Items from an interface collection ::
——
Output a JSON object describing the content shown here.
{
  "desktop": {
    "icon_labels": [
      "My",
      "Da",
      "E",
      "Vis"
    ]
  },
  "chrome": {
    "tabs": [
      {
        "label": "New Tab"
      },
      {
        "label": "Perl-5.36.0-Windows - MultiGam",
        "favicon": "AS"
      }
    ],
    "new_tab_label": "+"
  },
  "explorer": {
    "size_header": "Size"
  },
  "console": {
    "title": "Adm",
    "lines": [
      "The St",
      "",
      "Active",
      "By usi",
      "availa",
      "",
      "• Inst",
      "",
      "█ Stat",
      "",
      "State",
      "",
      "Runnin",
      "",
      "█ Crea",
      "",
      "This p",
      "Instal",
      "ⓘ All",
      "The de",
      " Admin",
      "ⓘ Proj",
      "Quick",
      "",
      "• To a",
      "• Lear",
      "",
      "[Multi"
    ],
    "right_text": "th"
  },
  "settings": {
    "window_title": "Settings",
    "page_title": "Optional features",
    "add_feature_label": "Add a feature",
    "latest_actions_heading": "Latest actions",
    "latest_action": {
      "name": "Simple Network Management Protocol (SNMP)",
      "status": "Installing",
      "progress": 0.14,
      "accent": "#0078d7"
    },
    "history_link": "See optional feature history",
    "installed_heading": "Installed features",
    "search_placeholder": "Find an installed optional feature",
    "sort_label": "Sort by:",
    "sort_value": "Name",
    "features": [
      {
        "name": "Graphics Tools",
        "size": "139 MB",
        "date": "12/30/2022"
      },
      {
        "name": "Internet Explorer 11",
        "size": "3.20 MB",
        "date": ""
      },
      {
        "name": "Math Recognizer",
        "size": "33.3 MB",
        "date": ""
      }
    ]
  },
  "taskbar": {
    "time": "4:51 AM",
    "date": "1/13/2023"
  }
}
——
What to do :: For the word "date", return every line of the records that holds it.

Completed task ::
        "date": "12/30/2022"
        "date": ""
        "date": ""
    "date": "1/13/2023"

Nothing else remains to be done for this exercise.